Three North American colleges have signed on with CampusWorks to supply IT personnel, management, and strategic planning. Through the deals, CampusWorks will supply the colleges with everything from a CIO to planning for technological investments using its "Learner-Centered Technology Management Co-Source Model."
Coconino Community College in Arizona has signed a five-year deal with information technology management firm CampusWorks, which will supply the college with a CIO and various technical personnel to oversee IT staff development.
IBM said today it's entered into a definitive agreement to acquire Cognos, a firm that provides business intelligence technologies to K-12 and higher education and other sectors. The deal is still dependent on shareholder and regulatory approval and other conditions but is expected to close in the first quarter of 2008 and is valued at about $5 billion.

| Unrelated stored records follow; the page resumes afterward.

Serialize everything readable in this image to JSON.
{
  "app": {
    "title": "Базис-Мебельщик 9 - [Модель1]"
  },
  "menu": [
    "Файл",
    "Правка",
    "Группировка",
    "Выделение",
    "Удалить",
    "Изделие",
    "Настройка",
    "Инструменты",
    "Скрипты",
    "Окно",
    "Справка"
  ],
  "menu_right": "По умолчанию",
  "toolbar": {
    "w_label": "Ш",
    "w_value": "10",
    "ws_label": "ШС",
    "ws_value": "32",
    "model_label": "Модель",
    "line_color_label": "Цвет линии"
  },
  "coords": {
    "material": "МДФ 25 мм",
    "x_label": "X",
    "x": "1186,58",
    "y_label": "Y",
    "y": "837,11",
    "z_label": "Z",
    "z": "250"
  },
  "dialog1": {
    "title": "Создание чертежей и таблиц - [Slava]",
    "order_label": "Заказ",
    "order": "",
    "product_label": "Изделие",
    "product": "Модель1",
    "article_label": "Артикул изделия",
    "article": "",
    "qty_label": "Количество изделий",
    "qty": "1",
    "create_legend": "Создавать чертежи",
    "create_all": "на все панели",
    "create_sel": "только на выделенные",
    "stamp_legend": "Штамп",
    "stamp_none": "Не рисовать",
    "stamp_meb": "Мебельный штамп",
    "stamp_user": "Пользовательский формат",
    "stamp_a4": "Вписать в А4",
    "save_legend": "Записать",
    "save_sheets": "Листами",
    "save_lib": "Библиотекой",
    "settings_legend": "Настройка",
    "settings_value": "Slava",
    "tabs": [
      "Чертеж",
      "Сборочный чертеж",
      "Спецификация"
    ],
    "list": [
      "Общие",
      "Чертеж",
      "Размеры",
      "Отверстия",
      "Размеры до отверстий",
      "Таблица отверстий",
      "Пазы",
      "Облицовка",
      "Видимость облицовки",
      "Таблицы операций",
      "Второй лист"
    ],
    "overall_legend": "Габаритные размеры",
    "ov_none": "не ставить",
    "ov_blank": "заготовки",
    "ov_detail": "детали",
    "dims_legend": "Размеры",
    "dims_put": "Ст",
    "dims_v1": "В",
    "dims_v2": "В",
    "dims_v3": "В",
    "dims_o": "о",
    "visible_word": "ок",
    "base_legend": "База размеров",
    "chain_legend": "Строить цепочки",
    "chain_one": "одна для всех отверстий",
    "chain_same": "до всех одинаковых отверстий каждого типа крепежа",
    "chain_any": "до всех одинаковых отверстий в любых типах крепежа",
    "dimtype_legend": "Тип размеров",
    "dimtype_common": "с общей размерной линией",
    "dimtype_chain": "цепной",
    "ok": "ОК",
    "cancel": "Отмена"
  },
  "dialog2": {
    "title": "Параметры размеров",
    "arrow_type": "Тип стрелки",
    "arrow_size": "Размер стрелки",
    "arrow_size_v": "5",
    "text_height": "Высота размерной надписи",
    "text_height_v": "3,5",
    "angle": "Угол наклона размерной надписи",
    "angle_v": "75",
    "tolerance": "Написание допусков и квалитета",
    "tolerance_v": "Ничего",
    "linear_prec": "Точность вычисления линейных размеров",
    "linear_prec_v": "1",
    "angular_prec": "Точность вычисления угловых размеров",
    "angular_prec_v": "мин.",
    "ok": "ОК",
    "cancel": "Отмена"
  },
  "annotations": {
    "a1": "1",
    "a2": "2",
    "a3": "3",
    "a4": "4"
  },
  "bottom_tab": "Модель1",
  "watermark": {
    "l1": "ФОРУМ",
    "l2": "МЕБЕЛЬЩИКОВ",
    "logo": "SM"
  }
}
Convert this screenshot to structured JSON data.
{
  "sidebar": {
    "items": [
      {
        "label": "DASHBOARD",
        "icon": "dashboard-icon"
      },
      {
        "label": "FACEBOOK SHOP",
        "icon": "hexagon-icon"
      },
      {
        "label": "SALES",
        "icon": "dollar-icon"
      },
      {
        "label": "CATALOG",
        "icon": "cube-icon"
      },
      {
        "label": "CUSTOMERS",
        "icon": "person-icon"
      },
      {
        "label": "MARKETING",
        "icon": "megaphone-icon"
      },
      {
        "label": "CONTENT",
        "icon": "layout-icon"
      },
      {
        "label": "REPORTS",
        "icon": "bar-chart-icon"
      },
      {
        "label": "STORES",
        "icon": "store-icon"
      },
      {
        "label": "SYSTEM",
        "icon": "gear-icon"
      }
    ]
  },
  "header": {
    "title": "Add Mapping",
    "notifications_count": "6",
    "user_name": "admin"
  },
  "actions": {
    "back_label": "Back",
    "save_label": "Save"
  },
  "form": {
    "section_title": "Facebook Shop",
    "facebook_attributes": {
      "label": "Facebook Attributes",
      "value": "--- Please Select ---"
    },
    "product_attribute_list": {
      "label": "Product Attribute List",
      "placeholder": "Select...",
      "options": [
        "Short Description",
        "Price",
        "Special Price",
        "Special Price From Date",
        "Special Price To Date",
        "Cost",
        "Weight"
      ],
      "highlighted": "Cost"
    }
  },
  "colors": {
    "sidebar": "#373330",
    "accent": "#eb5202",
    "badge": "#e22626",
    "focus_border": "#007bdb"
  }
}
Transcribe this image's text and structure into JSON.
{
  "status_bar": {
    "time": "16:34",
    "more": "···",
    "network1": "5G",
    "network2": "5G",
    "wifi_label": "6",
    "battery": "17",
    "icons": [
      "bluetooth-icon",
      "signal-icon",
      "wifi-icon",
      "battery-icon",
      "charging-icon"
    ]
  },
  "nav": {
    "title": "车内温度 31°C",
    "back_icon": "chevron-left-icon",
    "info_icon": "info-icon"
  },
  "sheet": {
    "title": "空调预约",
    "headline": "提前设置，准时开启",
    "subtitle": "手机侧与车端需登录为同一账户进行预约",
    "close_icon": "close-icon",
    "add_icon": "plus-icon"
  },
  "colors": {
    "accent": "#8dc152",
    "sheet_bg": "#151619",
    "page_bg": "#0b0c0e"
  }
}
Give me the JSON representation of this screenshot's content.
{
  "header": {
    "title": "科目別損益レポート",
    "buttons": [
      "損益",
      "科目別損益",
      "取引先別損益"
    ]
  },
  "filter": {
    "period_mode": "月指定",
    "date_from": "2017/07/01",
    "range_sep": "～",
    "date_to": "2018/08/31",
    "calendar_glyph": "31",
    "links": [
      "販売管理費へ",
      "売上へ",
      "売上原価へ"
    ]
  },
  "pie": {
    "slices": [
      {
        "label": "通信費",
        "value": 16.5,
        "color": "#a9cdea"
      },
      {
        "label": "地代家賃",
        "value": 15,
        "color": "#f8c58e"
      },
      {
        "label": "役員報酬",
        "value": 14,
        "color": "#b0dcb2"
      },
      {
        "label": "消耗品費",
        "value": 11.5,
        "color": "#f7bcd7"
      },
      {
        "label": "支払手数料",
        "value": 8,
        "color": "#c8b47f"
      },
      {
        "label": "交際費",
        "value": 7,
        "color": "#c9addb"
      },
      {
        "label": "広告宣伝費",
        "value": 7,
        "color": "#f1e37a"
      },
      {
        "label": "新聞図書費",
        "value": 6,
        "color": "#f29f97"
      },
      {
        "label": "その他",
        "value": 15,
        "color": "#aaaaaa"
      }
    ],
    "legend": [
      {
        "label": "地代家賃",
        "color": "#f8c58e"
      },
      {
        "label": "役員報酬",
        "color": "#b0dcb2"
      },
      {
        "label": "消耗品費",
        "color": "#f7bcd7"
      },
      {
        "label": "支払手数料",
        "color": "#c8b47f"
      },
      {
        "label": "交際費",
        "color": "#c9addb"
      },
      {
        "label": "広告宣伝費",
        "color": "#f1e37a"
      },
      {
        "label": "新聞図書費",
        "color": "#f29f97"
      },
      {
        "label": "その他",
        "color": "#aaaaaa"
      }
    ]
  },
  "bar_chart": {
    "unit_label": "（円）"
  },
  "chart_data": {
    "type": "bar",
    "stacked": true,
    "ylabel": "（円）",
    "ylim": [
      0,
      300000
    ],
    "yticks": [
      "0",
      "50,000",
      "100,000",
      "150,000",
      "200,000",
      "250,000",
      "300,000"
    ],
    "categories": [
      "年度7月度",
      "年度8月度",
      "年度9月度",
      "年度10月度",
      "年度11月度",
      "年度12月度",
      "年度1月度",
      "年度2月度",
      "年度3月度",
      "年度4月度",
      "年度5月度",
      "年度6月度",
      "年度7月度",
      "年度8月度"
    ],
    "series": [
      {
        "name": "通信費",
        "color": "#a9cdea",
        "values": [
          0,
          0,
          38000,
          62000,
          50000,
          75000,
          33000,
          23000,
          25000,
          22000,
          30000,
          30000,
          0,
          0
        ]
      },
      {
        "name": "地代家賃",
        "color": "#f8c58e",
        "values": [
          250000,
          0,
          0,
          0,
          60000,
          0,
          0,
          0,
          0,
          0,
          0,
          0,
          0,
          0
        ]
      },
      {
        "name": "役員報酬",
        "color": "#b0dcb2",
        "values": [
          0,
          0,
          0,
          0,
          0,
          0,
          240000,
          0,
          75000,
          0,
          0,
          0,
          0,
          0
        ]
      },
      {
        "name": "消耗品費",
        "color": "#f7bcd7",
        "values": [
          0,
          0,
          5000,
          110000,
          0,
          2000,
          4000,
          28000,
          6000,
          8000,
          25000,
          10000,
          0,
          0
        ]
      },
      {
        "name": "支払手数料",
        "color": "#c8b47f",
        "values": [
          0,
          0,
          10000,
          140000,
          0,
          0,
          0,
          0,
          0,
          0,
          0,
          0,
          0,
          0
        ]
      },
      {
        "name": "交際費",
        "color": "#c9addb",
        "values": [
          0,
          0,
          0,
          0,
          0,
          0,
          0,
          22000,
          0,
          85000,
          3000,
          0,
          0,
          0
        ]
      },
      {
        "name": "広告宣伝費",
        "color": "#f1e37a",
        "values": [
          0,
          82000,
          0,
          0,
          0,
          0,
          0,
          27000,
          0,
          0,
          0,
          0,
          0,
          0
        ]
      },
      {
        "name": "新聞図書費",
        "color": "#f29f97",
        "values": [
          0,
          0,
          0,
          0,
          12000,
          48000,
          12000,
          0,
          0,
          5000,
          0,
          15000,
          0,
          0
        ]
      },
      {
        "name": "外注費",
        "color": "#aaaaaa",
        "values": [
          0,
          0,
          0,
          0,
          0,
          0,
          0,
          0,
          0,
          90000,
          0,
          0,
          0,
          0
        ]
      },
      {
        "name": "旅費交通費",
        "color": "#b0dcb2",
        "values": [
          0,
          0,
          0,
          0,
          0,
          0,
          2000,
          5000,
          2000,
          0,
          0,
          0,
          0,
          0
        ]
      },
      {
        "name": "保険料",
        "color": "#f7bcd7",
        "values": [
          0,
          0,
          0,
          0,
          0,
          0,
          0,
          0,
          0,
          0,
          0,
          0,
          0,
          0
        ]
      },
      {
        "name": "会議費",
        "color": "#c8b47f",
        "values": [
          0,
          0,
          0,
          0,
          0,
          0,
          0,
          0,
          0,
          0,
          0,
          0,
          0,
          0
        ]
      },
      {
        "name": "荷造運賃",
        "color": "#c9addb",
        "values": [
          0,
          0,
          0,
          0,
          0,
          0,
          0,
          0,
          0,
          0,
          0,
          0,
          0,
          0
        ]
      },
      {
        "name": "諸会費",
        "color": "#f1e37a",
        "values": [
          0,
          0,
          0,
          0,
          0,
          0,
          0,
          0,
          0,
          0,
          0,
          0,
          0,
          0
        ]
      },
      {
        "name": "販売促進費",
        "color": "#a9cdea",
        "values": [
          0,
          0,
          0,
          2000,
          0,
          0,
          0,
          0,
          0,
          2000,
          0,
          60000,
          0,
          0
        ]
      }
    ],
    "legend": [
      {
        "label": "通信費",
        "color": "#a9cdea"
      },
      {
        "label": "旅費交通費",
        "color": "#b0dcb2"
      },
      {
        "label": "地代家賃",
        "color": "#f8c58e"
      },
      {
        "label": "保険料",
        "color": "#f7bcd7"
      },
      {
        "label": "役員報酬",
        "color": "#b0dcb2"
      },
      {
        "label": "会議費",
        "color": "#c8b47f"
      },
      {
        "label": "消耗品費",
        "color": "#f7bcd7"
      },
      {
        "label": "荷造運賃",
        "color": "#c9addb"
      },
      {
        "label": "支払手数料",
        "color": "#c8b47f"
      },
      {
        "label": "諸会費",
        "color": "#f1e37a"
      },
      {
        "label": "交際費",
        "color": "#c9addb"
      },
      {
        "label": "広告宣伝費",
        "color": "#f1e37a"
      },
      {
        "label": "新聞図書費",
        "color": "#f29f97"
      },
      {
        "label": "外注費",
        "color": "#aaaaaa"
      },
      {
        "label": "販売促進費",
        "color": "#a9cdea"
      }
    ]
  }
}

The Software & Information Industry Association has elected eight new members to its Education Division Board of Directors and appointed six others to serve one-year terms on the board. The new members, along with seven currently serving, will represent 160 member companies in the SIIA that provide technology for education.
Women are falling further behind in information technology and computer science, according to a new report released by the National Center for Women & Information Technology (NCWIT). The study, the NCWIT Scorecard, compiled data on girls and women in computer science and IT as students at the K-12 and post-secondary levels, as well as women working as professionals in IT and as faculty in computer science in higher education. It painted a fairly bleak picture of the situation in the United States, where women make up the drastic minority of participants in science- and technology-related studies and where that minority shrinks further the higher one looks up the academic and corporate ladder.
The University of Tulsa has announced the appointment David Greer as the first executive director for its newly formed Institute for Information Security.
The University of Arizona named Sylvia Johnson, an attorney working in its Office of the General Counsel, as the university's first information security officer.
Women in Technology International, a professional organization for tech-savvy women, inducted Lucy Sanders, Executive in Residence at the University of Colorado's Atlas Institute, into its Hall of Fame. Sanders is also CEO and Co-founder of the National Center for Women & Information Technology.
Duke University named John Board, an associate professor and associate chair of electrical and computer engineering, as its associate chief information officer, Duke Chief Information Officer Tracy Futhey said.
Arizona State University named Robert Greenes, an expert in the field of medical information technology, to head its new Department of Biomedical Informatics. Greenes, who is 67, joins ASU after four decades at Harvard University.